▸ **WHAT TO WORK ON**
Each line below with the word "label" needs to be copied.

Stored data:
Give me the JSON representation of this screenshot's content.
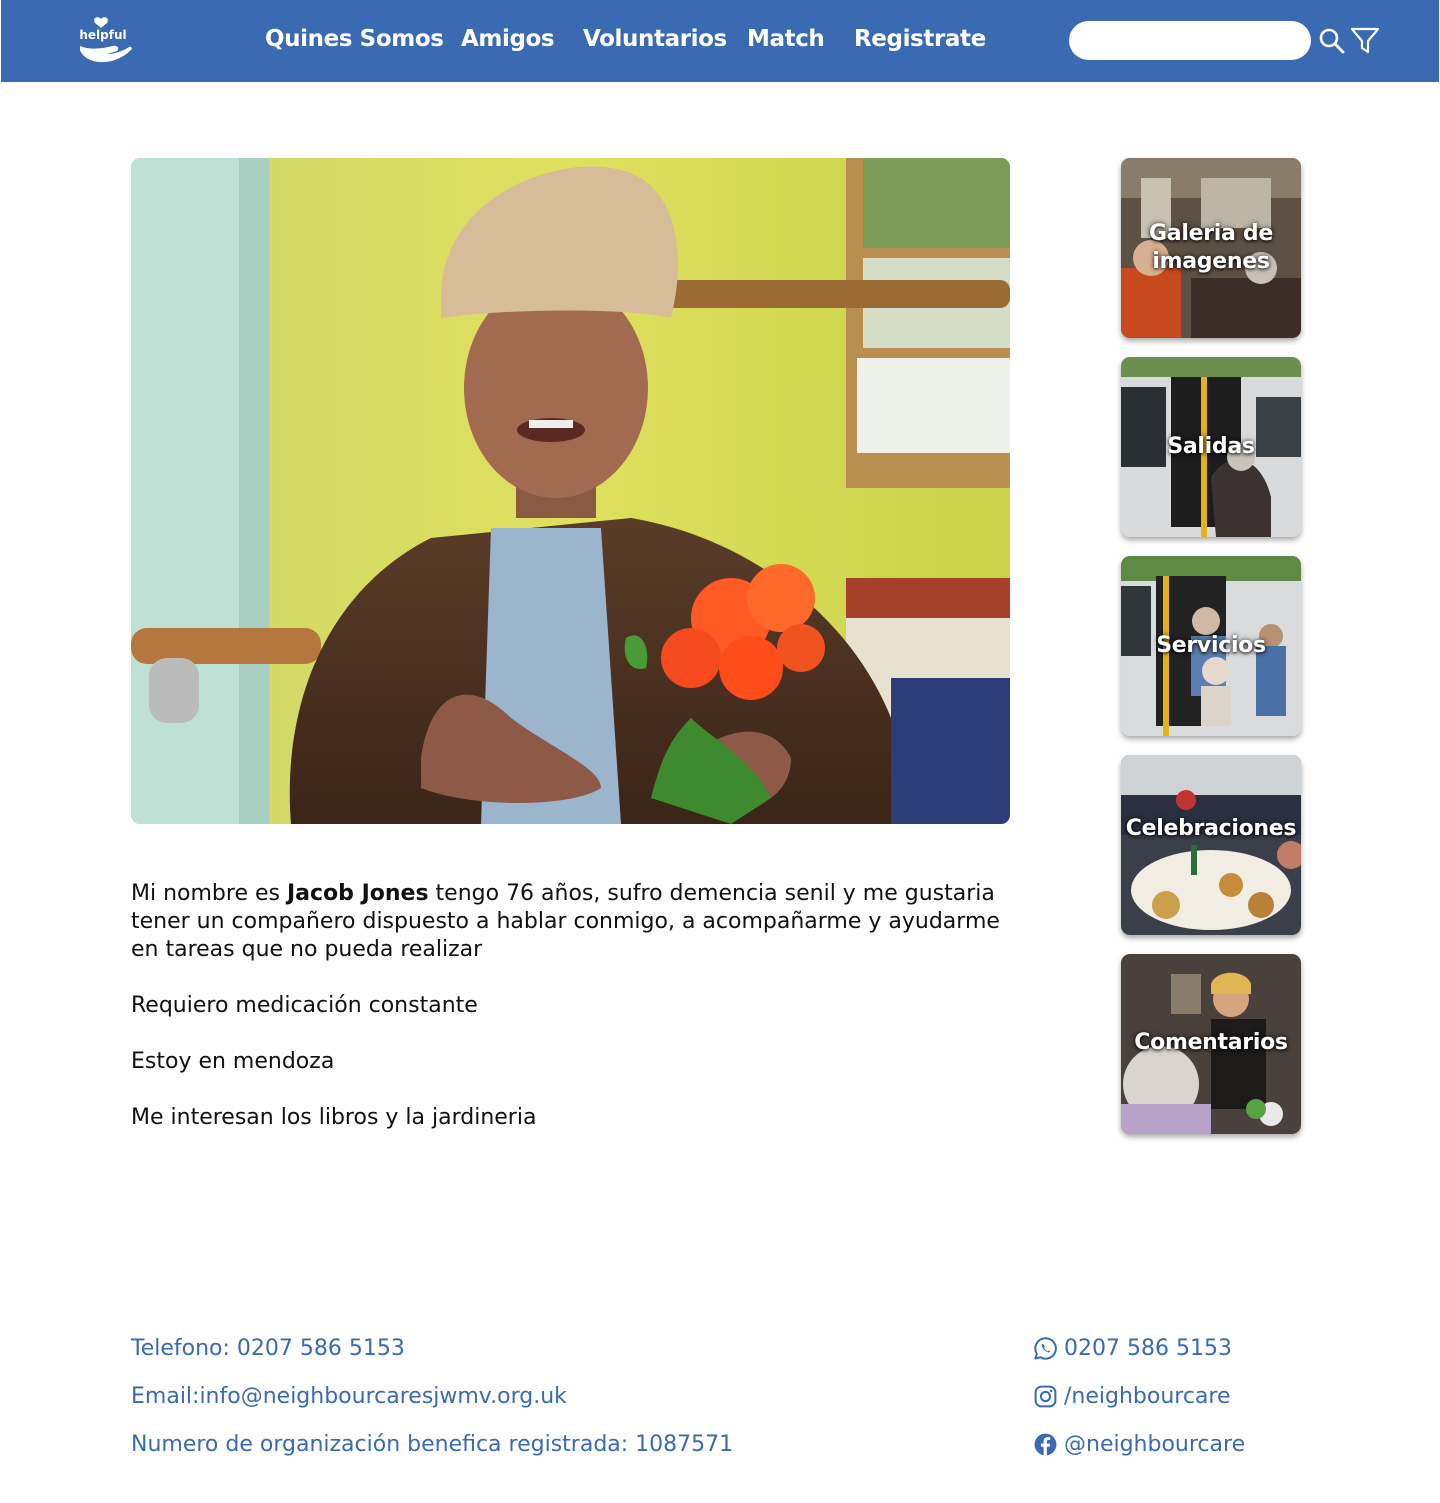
{
  "brand": {
    "logo_text": "helpful"
  },
  "nav": {
    "items": [
      "Quines Somos",
      "Amigos",
      "Voluntarios",
      "Match",
      "Registrate"
    ],
    "search": {
      "placeholder": "",
      "value": ""
    },
    "search_icon": "search-icon",
    "filter_icon": "filter-icon"
  },
  "profile": {
    "photo_alt": "Jacob Jones",
    "bio": {
      "intro_before": "Mi nombre es ",
      "name": "Jacob Jones",
      "intro_after": " tengo 76 años, sufro demencia senil y me gustaria tener un compañero dispuesto a hablar conmigo, a acompañarme y ayudarme en tareas que no pueda realizar",
      "medication": "Requiero medicación constante",
      "location": "Estoy en mendoza",
      "interests": "Me interesan los libros y la jardineria"
    }
  },
  "sidebar": {
    "cards": [
      {
        "label": "Galeria de imagenes"
      },
      {
        "label": "Salidas"
      },
      {
        "label": "Servicios"
      },
      {
        "label": "Celebraciones"
      },
      {
        "label": "Comentarios"
      }
    ]
  },
  "footer": {
    "phone": "Telefono: 0207 586 5153",
    "email": "Email:info@neighbourcaresjwmv.org.uk",
    "charity": "Numero de organización benefica registrada: 1087571",
    "social": {
      "whatsapp": "0207 586 5153",
      "instagram": "/neighbourcare",
      "facebook": "@neighbourcare"
    }
  },
  "colors": {
    "primary": "#3a6ab1",
    "text": "#111111",
    "background": "#ffffff"
  }
}
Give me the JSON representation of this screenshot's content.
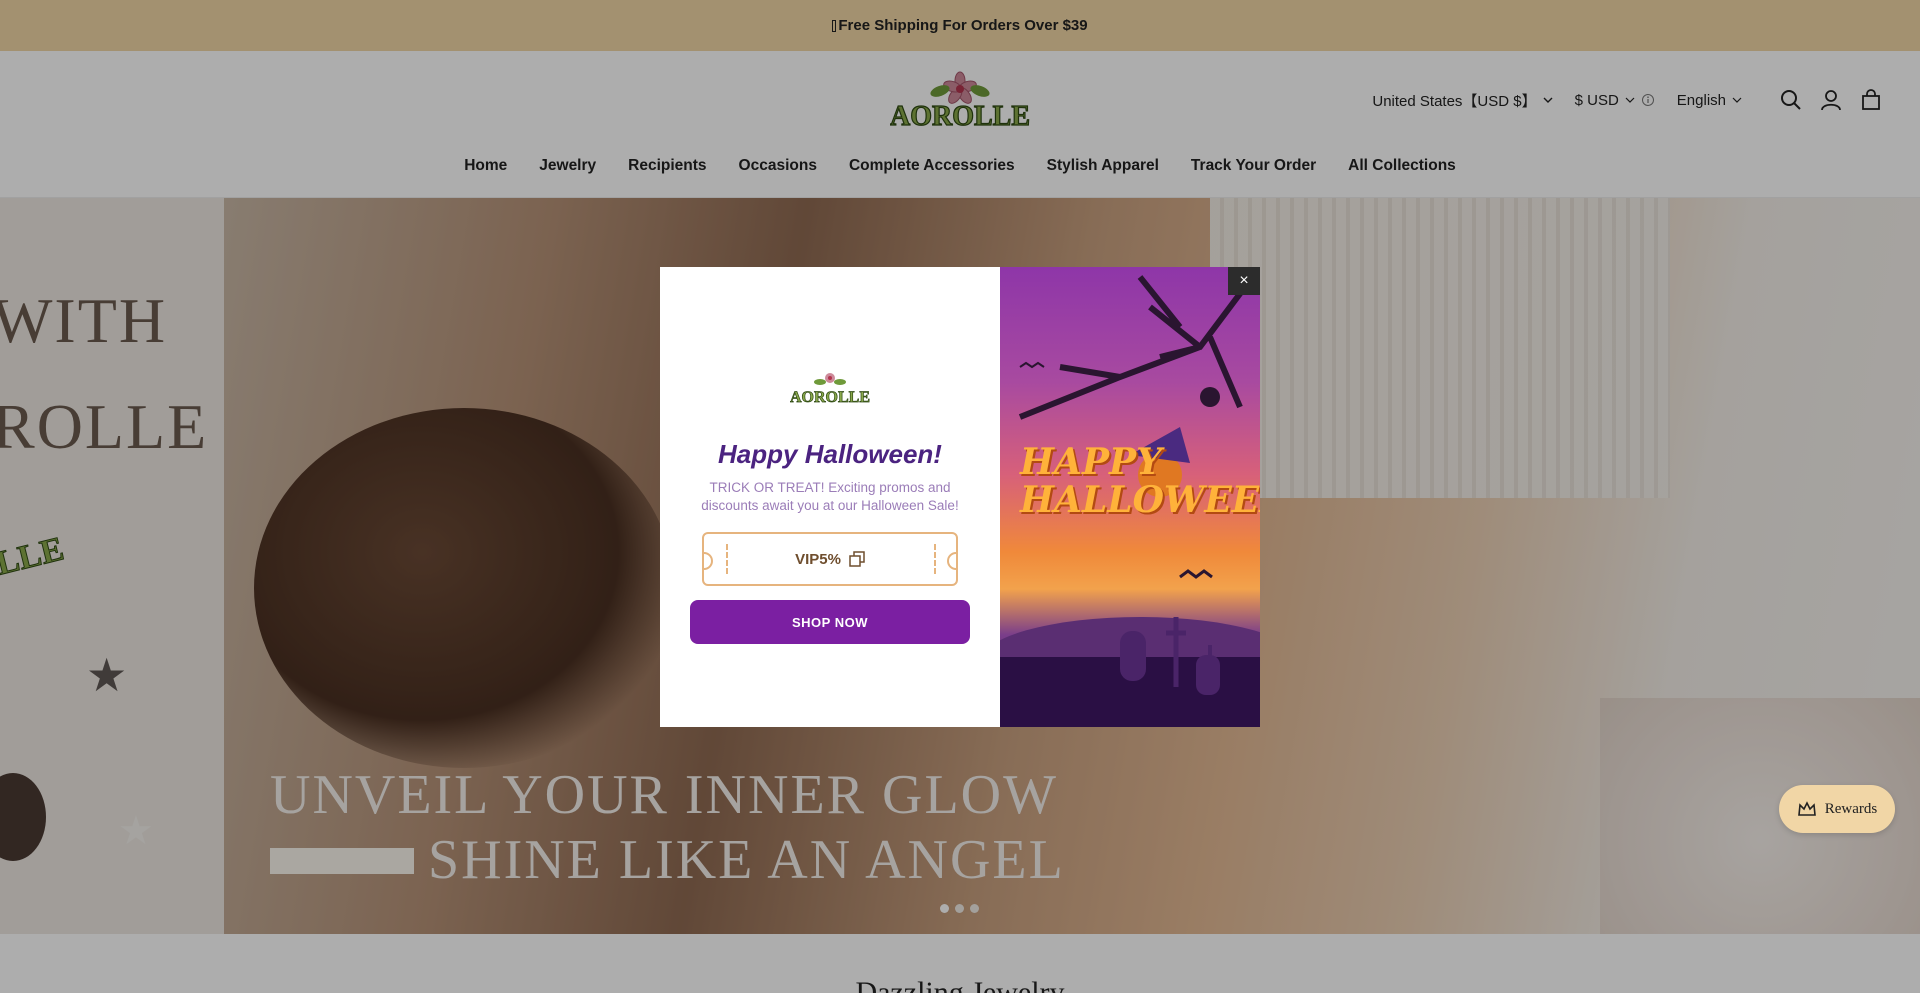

▸ **SOLUTION TO THIS TASK**
        "label": "Galeria de imagenes"
        "label": "Salidas"
        "label": "Servicios"
        "label": "Celebraciones"
        "label": "Comentarios"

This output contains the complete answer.